● MATERIAL PROVIDED
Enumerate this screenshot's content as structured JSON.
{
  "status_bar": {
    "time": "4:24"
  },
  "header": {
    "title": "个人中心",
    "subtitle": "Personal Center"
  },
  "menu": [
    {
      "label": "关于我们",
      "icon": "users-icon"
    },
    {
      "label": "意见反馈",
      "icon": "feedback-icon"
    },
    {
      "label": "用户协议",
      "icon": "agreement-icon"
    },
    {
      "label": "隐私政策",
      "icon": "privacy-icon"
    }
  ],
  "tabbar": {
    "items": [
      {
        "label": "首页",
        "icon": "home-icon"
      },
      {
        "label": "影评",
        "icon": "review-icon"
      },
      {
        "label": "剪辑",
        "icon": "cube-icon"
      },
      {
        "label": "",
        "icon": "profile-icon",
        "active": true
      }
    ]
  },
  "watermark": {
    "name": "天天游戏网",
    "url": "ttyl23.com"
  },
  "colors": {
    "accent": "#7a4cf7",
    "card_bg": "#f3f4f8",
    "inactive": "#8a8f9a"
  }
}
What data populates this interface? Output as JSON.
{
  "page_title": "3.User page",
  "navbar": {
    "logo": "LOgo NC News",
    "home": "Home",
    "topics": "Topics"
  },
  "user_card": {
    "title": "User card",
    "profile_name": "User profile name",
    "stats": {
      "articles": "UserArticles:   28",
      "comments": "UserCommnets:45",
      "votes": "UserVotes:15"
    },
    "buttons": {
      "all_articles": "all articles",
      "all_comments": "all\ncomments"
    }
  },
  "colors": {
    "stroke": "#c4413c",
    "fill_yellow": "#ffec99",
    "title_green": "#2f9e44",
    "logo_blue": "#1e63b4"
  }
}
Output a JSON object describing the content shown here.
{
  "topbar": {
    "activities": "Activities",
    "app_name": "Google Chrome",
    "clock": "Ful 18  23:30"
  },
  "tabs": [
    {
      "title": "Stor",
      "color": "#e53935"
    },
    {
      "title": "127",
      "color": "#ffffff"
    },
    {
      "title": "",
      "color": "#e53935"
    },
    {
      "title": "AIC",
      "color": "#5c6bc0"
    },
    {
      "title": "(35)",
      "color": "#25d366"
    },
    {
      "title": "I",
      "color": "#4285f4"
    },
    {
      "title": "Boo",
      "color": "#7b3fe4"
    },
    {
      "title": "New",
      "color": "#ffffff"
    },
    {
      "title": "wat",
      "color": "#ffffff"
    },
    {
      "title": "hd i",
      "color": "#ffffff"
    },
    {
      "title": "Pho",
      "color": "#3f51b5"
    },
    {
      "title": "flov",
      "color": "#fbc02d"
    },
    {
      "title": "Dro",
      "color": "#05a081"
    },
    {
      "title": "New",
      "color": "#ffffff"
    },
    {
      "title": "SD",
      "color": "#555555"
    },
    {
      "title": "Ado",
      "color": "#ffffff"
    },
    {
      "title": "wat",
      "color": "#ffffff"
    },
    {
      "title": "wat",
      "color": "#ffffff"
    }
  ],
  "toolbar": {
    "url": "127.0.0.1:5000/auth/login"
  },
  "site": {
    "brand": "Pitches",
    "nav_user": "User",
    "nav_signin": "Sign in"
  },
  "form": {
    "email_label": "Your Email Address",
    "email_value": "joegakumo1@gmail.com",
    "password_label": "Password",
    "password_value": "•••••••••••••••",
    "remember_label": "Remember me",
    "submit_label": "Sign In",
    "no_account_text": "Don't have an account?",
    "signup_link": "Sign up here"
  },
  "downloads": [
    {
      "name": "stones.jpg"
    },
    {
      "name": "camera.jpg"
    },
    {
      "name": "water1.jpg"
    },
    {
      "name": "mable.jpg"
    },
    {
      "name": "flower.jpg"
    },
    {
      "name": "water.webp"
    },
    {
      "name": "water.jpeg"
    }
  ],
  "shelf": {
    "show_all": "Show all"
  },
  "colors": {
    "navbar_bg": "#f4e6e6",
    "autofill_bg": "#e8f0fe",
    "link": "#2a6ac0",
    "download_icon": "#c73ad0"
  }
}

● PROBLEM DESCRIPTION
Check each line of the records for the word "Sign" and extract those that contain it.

● THE ANSWER
    "nav_signin": "Sign in"
    "submit_label": "Sign In",
    "signup_link": "Sign up here"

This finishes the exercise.